Always have a reason for doing the part now. We can tend to always be doing stuff for the future – to get another line on our CV, for a scene on our reel etc. I’m not saying you shouldn’t do those things but they may not work out so if you make sure there’s something in the project you’d love to do there and then – you won’t end up bitter and twisted about the future part not working out.
Don’t put the rest of your life on hold to pursue acting- fall in love, get married, have children, learn a new hobby, eat out, have holidays. Life is to be enjoyed in every way – don’t let acting suck the other joys out of your life.

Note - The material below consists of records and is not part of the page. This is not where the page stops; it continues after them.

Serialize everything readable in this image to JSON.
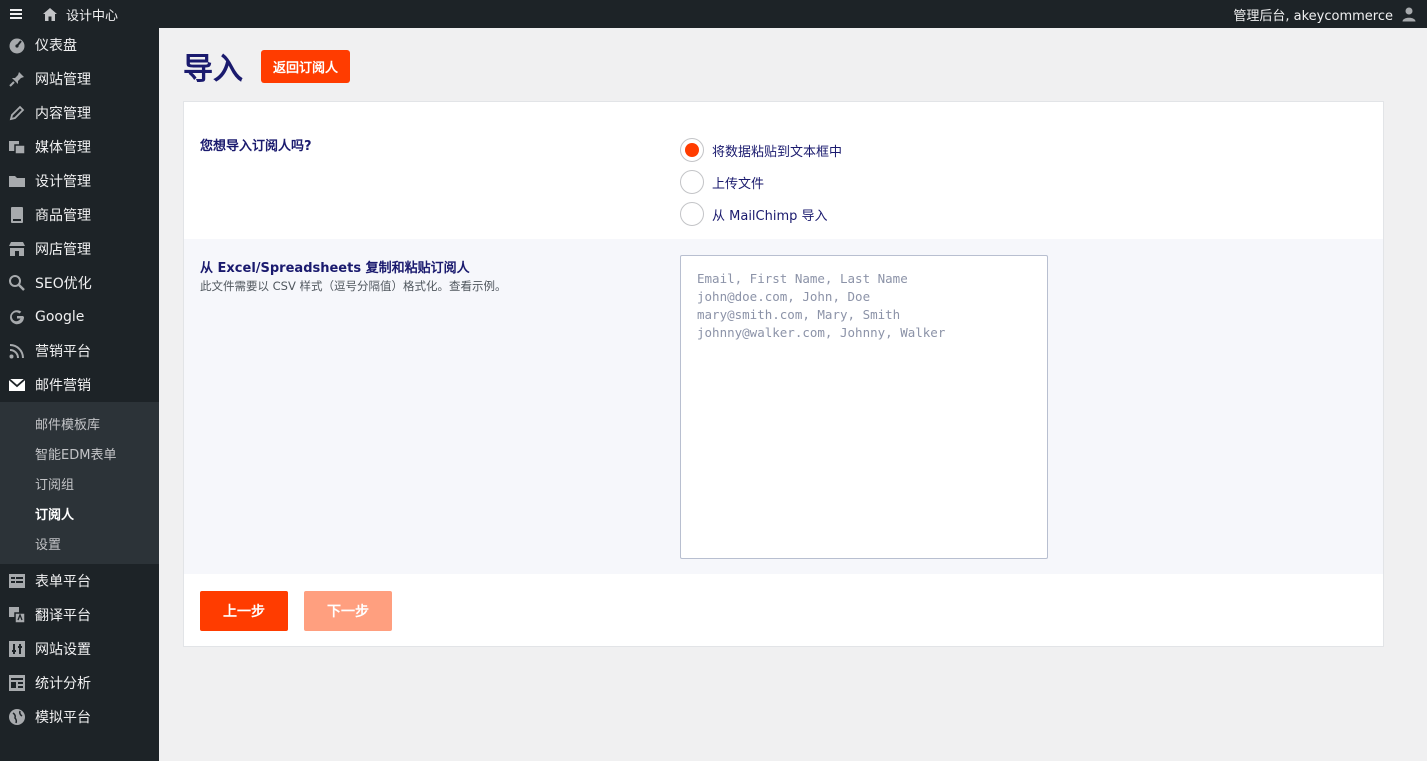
{
  "topbar": {
    "site_name": "设计中心",
    "user_greeting": "管理后台, akeycommerce"
  },
  "sidebar": {
    "items": [
      {
        "label": "仪表盘",
        "icon": "dashboard-icon"
      },
      {
        "label": "网站管理",
        "icon": "pin-icon"
      },
      {
        "label": "内容管理",
        "icon": "pencil-icon"
      },
      {
        "label": "媒体管理",
        "icon": "media-icon"
      },
      {
        "label": "设计管理",
        "icon": "folder-icon"
      },
      {
        "label": "商品管理",
        "icon": "book-icon"
      },
      {
        "label": "网店管理",
        "icon": "store-icon"
      },
      {
        "label": "SEO优化",
        "icon": "search-icon"
      },
      {
        "label": "Google",
        "icon": "google-icon"
      },
      {
        "label": "营销平台",
        "icon": "rss-icon"
      },
      {
        "label": "邮件营销",
        "icon": "mail-icon"
      },
      {
        "label": "表单平台",
        "icon": "form-icon"
      },
      {
        "label": "翻译平台",
        "icon": "translate-icon"
      },
      {
        "label": "网站设置",
        "icon": "settings-icon"
      },
      {
        "label": "统计分析",
        "icon": "analytics-icon"
      },
      {
        "label": "模拟平台",
        "icon": "globe-icon"
      }
    ],
    "submenu": [
      {
        "label": "邮件模板库"
      },
      {
        "label": "智能EDM表单"
      },
      {
        "label": "订阅组"
      },
      {
        "label": "订阅人"
      },
      {
        "label": "设置"
      }
    ]
  },
  "page": {
    "title": "导入",
    "back_button": "返回订阅人"
  },
  "form": {
    "question": "您想导入订阅人吗?",
    "options": [
      {
        "label": "将数据粘贴到文本框中",
        "checked": true
      },
      {
        "label": "上传文件",
        "checked": false
      },
      {
        "label": "从 MailChimp 导入",
        "checked": false
      }
    ],
    "paste_title": "从 Excel/Spreadsheets 复制和粘贴订阅人",
    "paste_desc": "此文件需要以 CSV 样式（逗号分隔值）格式化。查看示例。",
    "textarea_placeholder": "Email, First Name, Last Name\njohn@doe.com, John, Doe\nmary@smith.com, Mary, Smith\njohnny@walker.com, Johnny, Walker",
    "prev_button": "上一步",
    "next_button": "下一步"
  },
  "colors": {
    "accent": "#ff3c00",
    "accent_disabled": "#ff9f7f",
    "title": "#1a1a6e",
    "sidebar_bg": "#1d2327"
  }
}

Treat auditions as a chance to perform – enjoy the fact that for a brief moment you’re pursuing your passion – don’t try and get the job. If you’re Brighton based and audition in London – do something else while you’re there. I often meet friends for coffee or a drink or shop for something I can’t get in Brighton. There are free museums and galleries and you’ve got an all zones travelcard.Then regardless of the result it won’t be a wasted day.
It’s easier to make money out of actors than to make money from acting. There may be things you need to spend money on but you can get together with friends to read plays or practice at each others homes for free.
I’m still available for Panto.
Finally, click here for a spoof interview about the art of acting from my podcast – a little bit of madness that helped keep me sane.